Let’s be honest – for an amateur athlete – if cutting that training session by 20 minutes means you lose 2-3kg through eating properly, you’re actually better off cutting that training session by 20 minutes. Power to weight and all – you can probably gain more speed from losing weight than gaining 1.5 watts from one extra interval.
Add a little extra time and you can go all out – turn a stew into a pie with a potato lid, coat courgettes with egg, flour and sesame seeds for courgette-fries. Did I mention pie?
4) Buy a mandolin, a large glass bowl, tin foil, lemons, ginger and garlic
To those who own and ACTUALLY USE cook books, or watch ‘Dinner Date’ and ‘Come Dine With Me’ for reasons other than to dissect the social interaction, these kitchen additions will seem obvious. But to a person who has viewed cooking as an exercise in calorie reduction for the last few years, they’ve been like a great awakening.

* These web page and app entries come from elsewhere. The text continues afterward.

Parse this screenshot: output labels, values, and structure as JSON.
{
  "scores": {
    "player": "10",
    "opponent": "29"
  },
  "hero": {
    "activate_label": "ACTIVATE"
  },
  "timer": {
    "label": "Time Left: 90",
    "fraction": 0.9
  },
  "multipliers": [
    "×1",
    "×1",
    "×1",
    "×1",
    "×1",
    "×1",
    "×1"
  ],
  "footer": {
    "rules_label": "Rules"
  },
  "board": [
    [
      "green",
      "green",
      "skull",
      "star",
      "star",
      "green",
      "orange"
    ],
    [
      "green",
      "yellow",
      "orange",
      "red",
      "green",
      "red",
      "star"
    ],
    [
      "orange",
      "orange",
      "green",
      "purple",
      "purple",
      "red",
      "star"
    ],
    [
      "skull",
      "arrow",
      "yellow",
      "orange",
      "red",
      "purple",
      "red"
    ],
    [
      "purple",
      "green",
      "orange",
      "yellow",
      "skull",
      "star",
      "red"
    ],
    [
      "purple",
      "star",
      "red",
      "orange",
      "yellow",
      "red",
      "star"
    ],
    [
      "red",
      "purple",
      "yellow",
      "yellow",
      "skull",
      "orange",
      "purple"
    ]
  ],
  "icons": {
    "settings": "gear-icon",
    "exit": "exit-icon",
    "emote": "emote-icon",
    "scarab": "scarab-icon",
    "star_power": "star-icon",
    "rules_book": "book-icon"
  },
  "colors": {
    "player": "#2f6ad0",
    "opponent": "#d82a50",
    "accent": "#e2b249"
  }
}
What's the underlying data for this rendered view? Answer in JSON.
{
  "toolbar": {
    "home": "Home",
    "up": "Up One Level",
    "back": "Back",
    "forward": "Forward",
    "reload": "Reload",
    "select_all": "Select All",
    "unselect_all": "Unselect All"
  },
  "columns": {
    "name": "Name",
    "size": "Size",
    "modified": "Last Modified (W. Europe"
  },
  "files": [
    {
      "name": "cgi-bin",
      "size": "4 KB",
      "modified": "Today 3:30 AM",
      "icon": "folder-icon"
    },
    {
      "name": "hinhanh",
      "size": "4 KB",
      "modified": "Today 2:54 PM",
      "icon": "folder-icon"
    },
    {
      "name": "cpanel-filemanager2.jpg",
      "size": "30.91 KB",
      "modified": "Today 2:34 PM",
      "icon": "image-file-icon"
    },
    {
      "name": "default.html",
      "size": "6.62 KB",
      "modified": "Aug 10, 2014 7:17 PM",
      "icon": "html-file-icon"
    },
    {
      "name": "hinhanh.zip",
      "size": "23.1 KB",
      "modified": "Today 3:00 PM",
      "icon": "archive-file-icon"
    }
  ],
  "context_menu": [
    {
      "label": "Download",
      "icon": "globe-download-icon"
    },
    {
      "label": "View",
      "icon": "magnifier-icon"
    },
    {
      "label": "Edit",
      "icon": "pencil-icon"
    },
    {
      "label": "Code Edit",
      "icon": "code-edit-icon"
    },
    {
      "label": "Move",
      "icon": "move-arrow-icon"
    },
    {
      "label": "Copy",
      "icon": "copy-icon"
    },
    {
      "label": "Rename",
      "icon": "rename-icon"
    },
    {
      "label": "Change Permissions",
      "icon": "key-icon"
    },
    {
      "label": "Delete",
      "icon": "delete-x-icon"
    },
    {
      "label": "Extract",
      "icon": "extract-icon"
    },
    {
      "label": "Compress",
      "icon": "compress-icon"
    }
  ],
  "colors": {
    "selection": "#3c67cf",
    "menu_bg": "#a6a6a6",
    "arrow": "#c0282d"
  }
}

a) The mandolin is simple. Preparing vegetables takes about a tenth of the time with a mandolin. Carrots are no longer chunks, but delicate rings, onions don’t result in tears, and take about 20 seconds.
b) The glass bowl turns slightly dehydrated looking microwaved veg into yummy, soft morsels – with the help of a lid, a squeeze of lemon juice and some herbs.
c) Tin foil, wrapped around meat and fish before placing into the oven, with some herbs thrown in, turns a plate of food into an experience – and takes around 2 minutes.
5) No snacking. Unless actually hungry.
Of course I still snack sometimes, but not on the level I used to. I’d nearly always have a cereal bar/protein bar/other by 11am before, and now I rarely eat between breakfast and lunch, and lunch and dinner. Personally, this was as much a mental habit as a physical need that I needed to break – and just being in an environment where I couldn’t wonder into a shop and buy something snacky meant I kicked it, and genuinely I don’t feel the need to nibble anymore.
6) Enjoy food.
Experiment, try new things, get out the rut of eating the same meals week in, week out – conscious eating means you don’t overdo it. And eat the things you like. Chocolate, cheese and wine are not evil.